Work item — Select every line below containing the word "JSON".

Dataset records:
Segment Open

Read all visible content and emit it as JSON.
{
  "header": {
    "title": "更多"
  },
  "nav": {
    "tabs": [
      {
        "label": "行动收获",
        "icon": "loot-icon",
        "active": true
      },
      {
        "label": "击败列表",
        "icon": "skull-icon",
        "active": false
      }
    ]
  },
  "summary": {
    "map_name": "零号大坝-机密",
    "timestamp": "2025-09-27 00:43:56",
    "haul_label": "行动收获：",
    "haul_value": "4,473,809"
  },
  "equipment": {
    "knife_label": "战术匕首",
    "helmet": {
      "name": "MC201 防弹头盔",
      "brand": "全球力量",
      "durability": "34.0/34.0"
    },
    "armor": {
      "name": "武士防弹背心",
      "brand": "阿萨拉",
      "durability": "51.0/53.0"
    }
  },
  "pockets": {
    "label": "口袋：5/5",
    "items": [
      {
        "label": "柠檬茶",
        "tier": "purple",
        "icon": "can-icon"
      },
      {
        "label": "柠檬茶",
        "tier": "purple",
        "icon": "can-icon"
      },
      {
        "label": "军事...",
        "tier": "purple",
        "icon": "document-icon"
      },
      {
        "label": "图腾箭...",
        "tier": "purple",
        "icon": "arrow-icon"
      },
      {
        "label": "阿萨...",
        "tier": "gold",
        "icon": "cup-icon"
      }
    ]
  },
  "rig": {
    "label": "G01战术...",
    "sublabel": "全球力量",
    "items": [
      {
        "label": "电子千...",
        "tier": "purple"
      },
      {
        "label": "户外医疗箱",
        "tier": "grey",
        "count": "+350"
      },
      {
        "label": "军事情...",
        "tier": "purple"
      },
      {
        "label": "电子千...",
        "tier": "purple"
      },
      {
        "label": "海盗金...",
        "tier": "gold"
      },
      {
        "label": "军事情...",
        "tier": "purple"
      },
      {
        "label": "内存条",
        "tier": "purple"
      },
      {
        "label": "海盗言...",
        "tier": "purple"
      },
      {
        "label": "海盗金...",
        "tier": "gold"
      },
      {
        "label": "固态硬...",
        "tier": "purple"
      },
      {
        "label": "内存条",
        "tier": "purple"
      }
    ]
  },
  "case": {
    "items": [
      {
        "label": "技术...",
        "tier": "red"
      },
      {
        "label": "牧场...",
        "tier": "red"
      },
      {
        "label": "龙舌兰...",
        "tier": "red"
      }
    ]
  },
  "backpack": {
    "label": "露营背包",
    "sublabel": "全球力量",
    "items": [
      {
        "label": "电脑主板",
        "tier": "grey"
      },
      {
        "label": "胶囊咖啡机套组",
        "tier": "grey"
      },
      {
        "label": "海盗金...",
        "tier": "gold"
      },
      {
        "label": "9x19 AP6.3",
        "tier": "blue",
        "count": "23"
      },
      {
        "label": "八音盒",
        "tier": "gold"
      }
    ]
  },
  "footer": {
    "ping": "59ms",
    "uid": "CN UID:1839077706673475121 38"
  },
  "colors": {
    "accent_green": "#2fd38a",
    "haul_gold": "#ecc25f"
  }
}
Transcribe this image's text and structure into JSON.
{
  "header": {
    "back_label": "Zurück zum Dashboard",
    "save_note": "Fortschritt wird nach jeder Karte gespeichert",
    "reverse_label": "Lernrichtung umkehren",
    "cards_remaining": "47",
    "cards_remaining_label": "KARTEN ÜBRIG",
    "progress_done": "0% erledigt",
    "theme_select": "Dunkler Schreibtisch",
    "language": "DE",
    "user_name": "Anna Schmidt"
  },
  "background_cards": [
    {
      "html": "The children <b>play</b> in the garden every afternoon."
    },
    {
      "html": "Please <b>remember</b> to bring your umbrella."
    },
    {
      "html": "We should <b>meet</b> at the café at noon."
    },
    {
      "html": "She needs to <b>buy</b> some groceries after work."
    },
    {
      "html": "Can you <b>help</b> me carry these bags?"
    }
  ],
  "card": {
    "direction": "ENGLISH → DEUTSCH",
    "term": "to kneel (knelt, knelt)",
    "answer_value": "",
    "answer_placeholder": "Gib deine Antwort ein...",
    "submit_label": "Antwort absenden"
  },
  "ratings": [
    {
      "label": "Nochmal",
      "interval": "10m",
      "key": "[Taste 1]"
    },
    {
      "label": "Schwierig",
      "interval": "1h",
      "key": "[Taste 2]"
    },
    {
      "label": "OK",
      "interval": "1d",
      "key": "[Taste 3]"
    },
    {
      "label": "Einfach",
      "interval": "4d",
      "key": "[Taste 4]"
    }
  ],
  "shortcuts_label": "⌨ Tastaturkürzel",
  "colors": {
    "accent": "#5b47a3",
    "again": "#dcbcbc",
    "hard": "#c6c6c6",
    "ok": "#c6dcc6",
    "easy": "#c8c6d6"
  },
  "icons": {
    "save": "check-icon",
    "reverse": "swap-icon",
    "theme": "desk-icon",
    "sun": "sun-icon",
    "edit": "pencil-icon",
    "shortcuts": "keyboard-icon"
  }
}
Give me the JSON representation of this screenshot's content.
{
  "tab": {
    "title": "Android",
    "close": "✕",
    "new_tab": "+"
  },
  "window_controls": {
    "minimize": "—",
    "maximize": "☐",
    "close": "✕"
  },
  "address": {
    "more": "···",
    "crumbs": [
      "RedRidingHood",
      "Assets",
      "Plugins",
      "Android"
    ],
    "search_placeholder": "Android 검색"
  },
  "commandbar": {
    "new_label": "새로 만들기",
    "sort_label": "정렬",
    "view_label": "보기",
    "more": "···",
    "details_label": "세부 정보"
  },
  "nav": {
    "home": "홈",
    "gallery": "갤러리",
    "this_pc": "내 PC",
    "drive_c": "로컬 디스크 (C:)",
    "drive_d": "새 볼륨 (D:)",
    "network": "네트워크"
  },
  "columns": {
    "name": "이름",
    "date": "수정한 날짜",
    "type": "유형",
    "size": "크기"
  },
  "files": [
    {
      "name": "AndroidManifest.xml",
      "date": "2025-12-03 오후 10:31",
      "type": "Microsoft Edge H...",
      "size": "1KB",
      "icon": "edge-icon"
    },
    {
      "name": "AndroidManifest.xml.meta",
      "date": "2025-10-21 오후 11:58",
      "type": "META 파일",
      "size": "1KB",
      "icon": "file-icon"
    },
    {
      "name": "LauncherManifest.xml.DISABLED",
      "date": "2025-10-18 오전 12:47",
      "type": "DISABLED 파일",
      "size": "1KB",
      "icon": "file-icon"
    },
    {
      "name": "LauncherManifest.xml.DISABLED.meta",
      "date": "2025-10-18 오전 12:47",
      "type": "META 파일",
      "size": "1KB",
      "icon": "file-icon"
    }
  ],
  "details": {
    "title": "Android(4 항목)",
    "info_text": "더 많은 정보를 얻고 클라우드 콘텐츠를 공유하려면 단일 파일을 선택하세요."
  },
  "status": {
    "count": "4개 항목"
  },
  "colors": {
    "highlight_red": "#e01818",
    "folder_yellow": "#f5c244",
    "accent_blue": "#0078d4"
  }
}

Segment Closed

Solved problem —
Read all visible content and emit it as JSON.
Transcribe this image's text and structure into JSON.
Give me the JSON representation of this screenshot's content.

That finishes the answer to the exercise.